Wednesday, June 1, 2011

New Lower Red Clay Valley Blog

I need to put up this post to make up for an omission from the last one. While researching for the last post about the Continental Army encampment and battle that wasn't, I came across a new blog relating to the history of the Marshallton/Red Clay Valley area. Lower Red Clay Valley is authored by the same local resident, Denis Hehman, who also put up the Historic Lower Red Clay Valley PictureTrail site, which I've had a link to on this site for a while. While both sites have roughly the same mission, the new blog should end up being a more open, flexible platform for him to expand. While there is some text, the site mainly focuses on being a pictorial journey through the region.
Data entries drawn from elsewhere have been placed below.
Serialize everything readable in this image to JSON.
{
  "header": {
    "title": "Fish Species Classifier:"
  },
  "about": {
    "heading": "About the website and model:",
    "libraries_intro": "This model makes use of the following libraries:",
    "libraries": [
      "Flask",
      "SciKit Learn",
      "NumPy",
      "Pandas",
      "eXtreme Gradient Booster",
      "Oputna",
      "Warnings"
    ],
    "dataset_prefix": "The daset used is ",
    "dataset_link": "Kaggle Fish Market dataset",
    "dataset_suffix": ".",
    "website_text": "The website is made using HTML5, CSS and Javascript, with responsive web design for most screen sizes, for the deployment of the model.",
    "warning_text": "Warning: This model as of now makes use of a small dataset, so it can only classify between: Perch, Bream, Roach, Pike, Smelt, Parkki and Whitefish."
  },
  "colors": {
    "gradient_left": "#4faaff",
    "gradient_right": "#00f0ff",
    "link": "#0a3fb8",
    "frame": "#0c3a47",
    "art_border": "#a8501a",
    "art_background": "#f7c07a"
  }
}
As for the site's mission, here is how he puts it:
If you walked along the Red Clay Creek from Faulkland Road to a little beyond Stanton you would pass remnants of Delaware's history / heritage. Here are remains of a 19th. century amusement park, a 1860's steam train, saw and grist mills along with cotton mills that supplied cloth to the army during the Civil War. Here Gen. George Washington's Army entrenched in 1777 for the defense of Philadelphia and in 1782 the French camped here returning from the final battle of the Revolutionary War in Yorktown. Also, at the southern end is the W3R, The Washington - Rochambeau Revolutionary Route, a National Parks Service Trail.

If you were to stray away from the stream you could still find structures and landscapes that have supported these activities and more.
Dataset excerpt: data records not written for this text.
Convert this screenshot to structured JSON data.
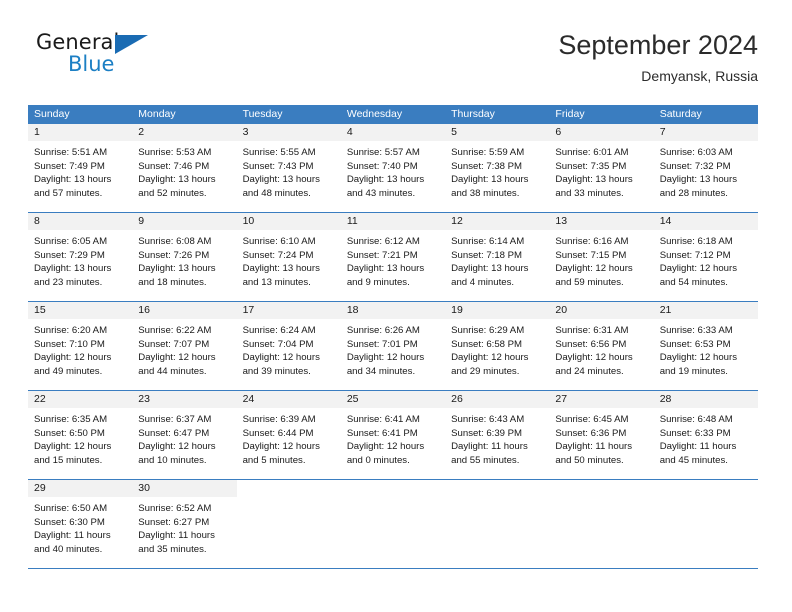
{
  "brand": {
    "name_top": "General",
    "name_bottom": "Blue",
    "triangle_color": "#1a6bb3",
    "blue_color": "#1c7fc4"
  },
  "header": {
    "title": "September 2024",
    "subtitle": "Demyansk, Russia"
  },
  "theme": {
    "header_row_bg": "#3a7dc0",
    "daynum_bg": "#f2f2f2",
    "rule_color": "#3a7dc0",
    "text_color": "#1a1a1a"
  },
  "weekdays": [
    "Sunday",
    "Monday",
    "Tuesday",
    "Wednesday",
    "Thursday",
    "Friday",
    "Saturday"
  ],
  "weeks": [
    [
      {
        "day": "1",
        "sunrise": "Sunrise: 5:51 AM",
        "sunset": "Sunset: 7:49 PM",
        "daylight1": "Daylight: 13 hours",
        "daylight2": "and 57 minutes."
      },
      {
        "day": "2",
        "sunrise": "Sunrise: 5:53 AM",
        "sunset": "Sunset: 7:46 PM",
        "daylight1": "Daylight: 13 hours",
        "daylight2": "and 52 minutes."
      },
      {
        "day": "3",
        "sunrise": "Sunrise: 5:55 AM",
        "sunset": "Sunset: 7:43 PM",
        "daylight1": "Daylight: 13 hours",
        "daylight2": "and 48 minutes."
      },
      {
        "day": "4",
        "sunrise": "Sunrise: 5:57 AM",
        "sunset": "Sunset: 7:40 PM",
        "daylight1": "Daylight: 13 hours",
        "daylight2": "and 43 minutes."
      },
      {
        "day": "5",
        "sunrise": "Sunrise: 5:59 AM",
        "sunset": "Sunset: 7:38 PM",
        "daylight1": "Daylight: 13 hours",
        "daylight2": "and 38 minutes."
      },
      {
        "day": "6",
        "sunrise": "Sunrise: 6:01 AM",
        "sunset": "Sunset: 7:35 PM",
        "daylight1": "Daylight: 13 hours",
        "daylight2": "and 33 minutes."
      },
      {
        "day": "7",
        "sunrise": "Sunrise: 6:03 AM",
        "sunset": "Sunset: 7:32 PM",
        "daylight1": "Daylight: 13 hours",
        "daylight2": "and 28 minutes."
      }
    ],
    [
      {
        "day": "8",
        "sunrise": "Sunrise: 6:05 AM",
        "sunset": "Sunset: 7:29 PM",
        "daylight1": "Daylight: 13 hours",
        "daylight2": "and 23 minutes."
      },
      {
        "day": "9",
        "sunrise": "Sunrise: 6:08 AM",
        "sunset": "Sunset: 7:26 PM",
        "daylight1": "Daylight: 13 hours",
        "daylight2": "and 18 minutes."
      },
      {
        "day": "10",
        "sunrise": "Sunrise: 6:10 AM",
        "sunset": "Sunset: 7:24 PM",
        "daylight1": "Daylight: 13 hours",
        "daylight2": "and 13 minutes."
      },
      {
        "day": "11",
        "sunrise": "Sunrise: 6:12 AM",
        "sunset": "Sunset: 7:21 PM",
        "daylight1": "Daylight: 13 hours",
        "daylight2": "and 9 minutes."
      },
      {
        "day": "12",
        "sunrise": "Sunrise: 6:14 AM",
        "sunset": "Sunset: 7:18 PM",
        "daylight1": "Daylight: 13 hours",
        "daylight2": "and 4 minutes."
      },
      {
        "day": "13",
        "sunrise": "Sunrise: 6:16 AM",
        "sunset": "Sunset: 7:15 PM",
        "daylight1": "Daylight: 12 hours",
        "daylight2": "and 59 minutes."
      },
      {
        "day": "14",
        "sunrise": "Sunrise: 6:18 AM",
        "sunset": "Sunset: 7:12 PM",
        "daylight1": "Daylight: 12 hours",
        "daylight2": "and 54 minutes."
      }
    ],
    [
      {
        "day": "15",
        "sunrise": "Sunrise: 6:20 AM",
        "sunset": "Sunset: 7:10 PM",
        "daylight1": "Daylight: 12 hours",
        "daylight2": "and 49 minutes."
      },
      {
        "day": "16",
        "sunrise": "Sunrise: 6:22 AM",
        "sunset": "Sunset: 7:07 PM",
        "daylight1": "Daylight: 12 hours",
        "daylight2": "and 44 minutes."
      },
      {
        "day": "17",
        "sunrise": "Sunrise: 6:24 AM",
        "sunset": "Sunset: 7:04 PM",
        "daylight1": "Daylight: 12 hours",
        "daylight2": "and 39 minutes."
      },
      {
        "day": "18",
        "sunrise": "Sunrise: 6:26 AM",
        "sunset": "Sunset: 7:01 PM",
        "daylight1": "Daylight: 12 hours",
        "daylight2": "and 34 minutes."
      },
      {
        "day": "19",
        "sunrise": "Sunrise: 6:29 AM",
        "sunset": "Sunset: 6:58 PM",
        "daylight1": "Daylight: 12 hours",
        "daylight2": "and 29 minutes."
      },
      {
        "day": "20",
        "sunrise": "Sunrise: 6:31 AM",
        "sunset": "Sunset: 6:56 PM",
        "daylight1": "Daylight: 12 hours",
        "daylight2": "and 24 minutes."
      },
      {
        "day": "21",
        "sunrise": "Sunrise: 6:33 AM",
        "sunset": "Sunset: 6:53 PM",
        "daylight1": "Daylight: 12 hours",
        "daylight2": "and 19 minutes."
      }
    ],
    [
      {
        "day": "22",
        "sunrise": "Sunrise: 6:35 AM",
        "sunset": "Sunset: 6:50 PM",
        "daylight1": "Daylight: 12 hours",
        "daylight2": "and 15 minutes."
      },
      {
        "day": "23",
        "sunrise": "Sunrise: 6:37 AM",
        "sunset": "Sunset: 6:47 PM",
        "daylight1": "Daylight: 12 hours",
        "daylight2": "and 10 minutes."
      },
      {
        "day": "24",
        "sunrise": "Sunrise: 6:39 AM",
        "sunset": "Sunset: 6:44 PM",
        "daylight1": "Daylight: 12 hours",
        "daylight2": "and 5 minutes."
      },
      {
        "day": "25",
        "sunrise": "Sunrise: 6:41 AM",
        "sunset": "Sunset: 6:41 PM",
        "daylight1": "Daylight: 12 hours",
        "daylight2": "and 0 minutes."
      },
      {
        "day": "26",
        "sunrise": "Sunrise: 6:43 AM",
        "sunset": "Sunset: 6:39 PM",
        "daylight1": "Daylight: 11 hours",
        "daylight2": "and 55 minutes."
      },
      {
        "day": "27",
        "sunrise": "Sunrise: 6:45 AM",
        "sunset": "Sunset: 6:36 PM",
        "daylight1": "Daylight: 11 hours",
        "daylight2": "and 50 minutes."
      },
      {
        "day": "28",
        "sunrise": "Sunrise: 6:48 AM",
        "sunset": "Sunset: 6:33 PM",
        "daylight1": "Daylight: 11 hours",
        "daylight2": "and 45 minutes."
      }
    ],
    [
      {
        "day": "29",
        "sunrise": "Sunrise: 6:50 AM",
        "sunset": "Sunset: 6:30 PM",
        "daylight1": "Daylight: 11 hours",
        "daylight2": "and 40 minutes."
      },
      {
        "day": "30",
        "sunrise": "Sunrise: 6:52 AM",
        "sunset": "Sunset: 6:27 PM",
        "daylight1": "Daylight: 11 hours",
        "daylight2": "and 35 minutes."
      },
      {
        "day": "",
        "sunrise": "",
        "sunset": "",
        "daylight1": "",
        "daylight2": ""
      },
      {
        "day": "",
        "sunrise": "",
        "sunset": "",
        "daylight1": "",
        "daylight2": ""
      },
      {
        "day": "",
        "sunrise": "",
        "sunset": "",
        "daylight1": "",
        "daylight2": ""
      },
      {
        "day": "",
        "sunrise": "",
        "sunset": "",
        "daylight1": "",
        "daylight2": ""
      },
      {
        "day": "",
        "sunrise": "",
        "sunset": "",
        "daylight1": "",
        "daylight2": ""
      }
    ]
  ]
}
The intent of this site is to show these resources in photos and maybe a little text to help tell its story.
Already, Denis has posted pictures of St. Barnabas' Church, flooding along the Red Clay, an endangered house on Kiamensi Road, and a picture of a local semi-pro baseball team from 1932, among many other things. Also, the map and picture I used for the Battle of Red Clay post came courtesy of this site. If you want to see more, go take a look! And since this is in a blog format, unlike the old site (which is still active), there is commenting available on the posts, allowing for a more interactive experience. I personally think this is great, and I'd love to see a whole network of local history-focused sites someday. As we've seen here, there is certainly interest in the topic out there. Good luck, Denis, and I can't wait to see what beautiful pictures you post next!
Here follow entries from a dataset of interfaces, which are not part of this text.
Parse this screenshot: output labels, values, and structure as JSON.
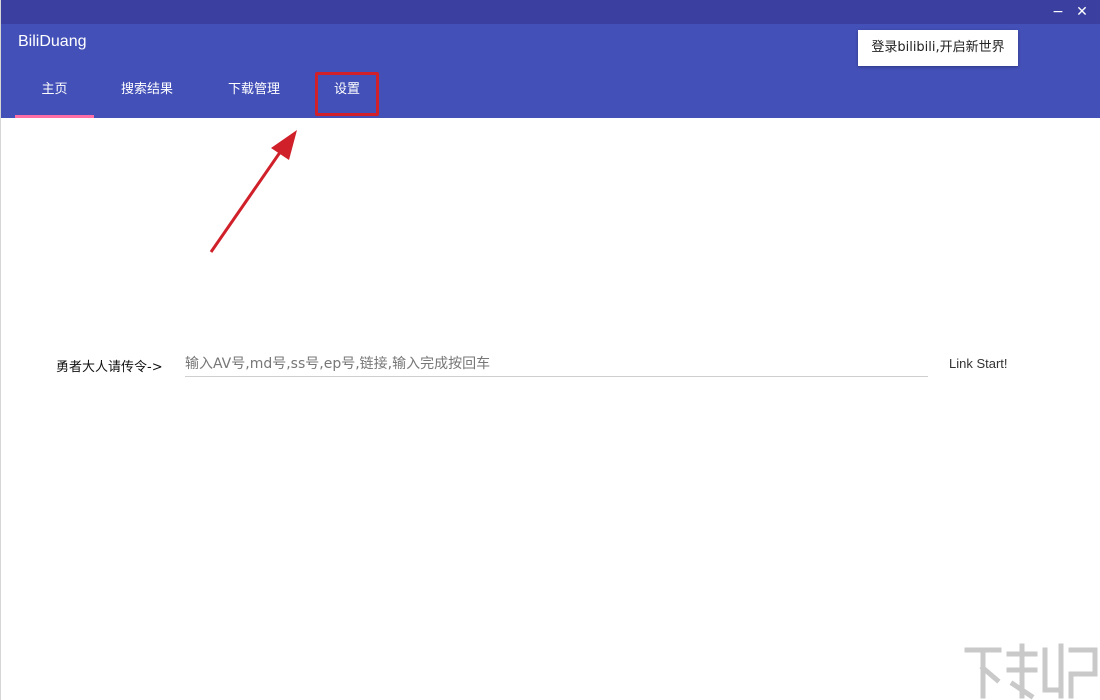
{
  "window": {
    "minimize_glyph": "−",
    "close_glyph": "✕"
  },
  "header": {
    "app_title": "BiliDuang",
    "login_button": "登录bilibili,开启新世界"
  },
  "tabs": [
    {
      "label": "主页",
      "active": true
    },
    {
      "label": "搜索结果",
      "active": false
    },
    {
      "label": "下载管理",
      "active": false
    },
    {
      "label": "设置",
      "active": false
    }
  ],
  "command": {
    "label": "勇者大人请传令->",
    "placeholder": "输入AV号,md号,ss号,ep号,链接,输入完成按回车",
    "value": "",
    "submit_label": "Link Start!"
  },
  "colors": {
    "titlebar": "#3a3fa0",
    "header": "#4350b8",
    "active_tab_underline": "#ff6fa5",
    "annotation_red": "#d0202a"
  }
}
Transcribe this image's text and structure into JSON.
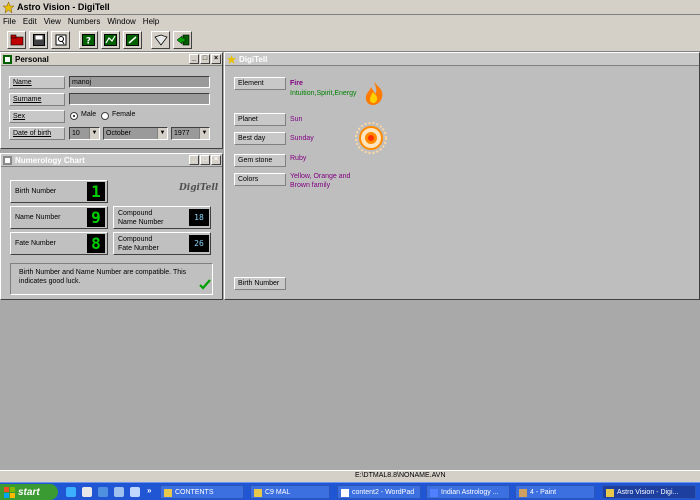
{
  "app": {
    "title": "Astro Vision - DigiTell"
  },
  "menu": [
    "File",
    "Edit",
    "View",
    "Numbers",
    "Window",
    "Help"
  ],
  "toolbar": {
    "icons": [
      "open-folder-icon",
      "save-icon",
      "print-preview-icon",
      "help-icon",
      "chart-icon",
      "tools-icon",
      "book-icon",
      "exit-icon"
    ]
  },
  "personal": {
    "title": "Personal",
    "name_label": "Name",
    "name_value": "manoj",
    "surname_label": "Surname",
    "surname_value": "",
    "sex_label": "Sex",
    "male_label": "Male",
    "female_label": "Female",
    "dob_label": "Date of birth",
    "dob_day": "10",
    "dob_month": "October",
    "dob_year": "1977"
  },
  "numerology": {
    "title": "Numerology Chart",
    "brand": "DigiTell",
    "birth_label": "Birth Number",
    "birth_value": "1",
    "name_label": "Name Number",
    "name_value": "9",
    "fate_label": "Fate Number",
    "fate_value": "8",
    "compound_name_label1": "Compound",
    "compound_name_label2": "Name Number",
    "compound_name_value": "18",
    "compound_fate_label1": "Compound",
    "compound_fate_label2": "Fate Number",
    "compound_fate_value": "26",
    "message": "Birth Number and Name Number are compatible. This indicates good luck."
  },
  "digitell": {
    "title": "DigiTell",
    "element_label": "Element",
    "element_value": "Fire",
    "element_desc": "Intuition,Spirit,Energy",
    "planet_label": "Planet",
    "planet_value": "Sun",
    "bestday_label": "Best day",
    "bestday_value": "Sunday",
    "gem_label": "Gem stone",
    "gem_value": "Ruby",
    "colors_label": "Colors",
    "colors_value_1": "Yellow, Orange and",
    "colors_value_2": "Brown family",
    "footer_label": "Birth Number"
  },
  "status": {
    "path": "E:\\DTMAL8.8\\NONAME.AVN"
  },
  "taskbar": {
    "start": "start",
    "items": [
      "CONTENTS",
      "C9 MAL",
      "content2 - WordPad",
      "Indian Astrology ...",
      "4 - Paint",
      "Astro Vision - Digi..."
    ]
  }
}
1 comment:

  1. thanks you mentioned the LRCV blog is a little more interactive and allows for an easier way of showing off the resources in the Lower Red Clay Valley. This site is in no way to compete with yours, which is awesome. It just allows me to post things as I and others might view as interesting, whether old or current. The amount of the past remaining in the area is really great. I grew up not far from here and never knew until I moved here what was here or what "happened" here. Also, I am in no way a photographer but like recording in photos. Old photos are always a plus.

    Thanks again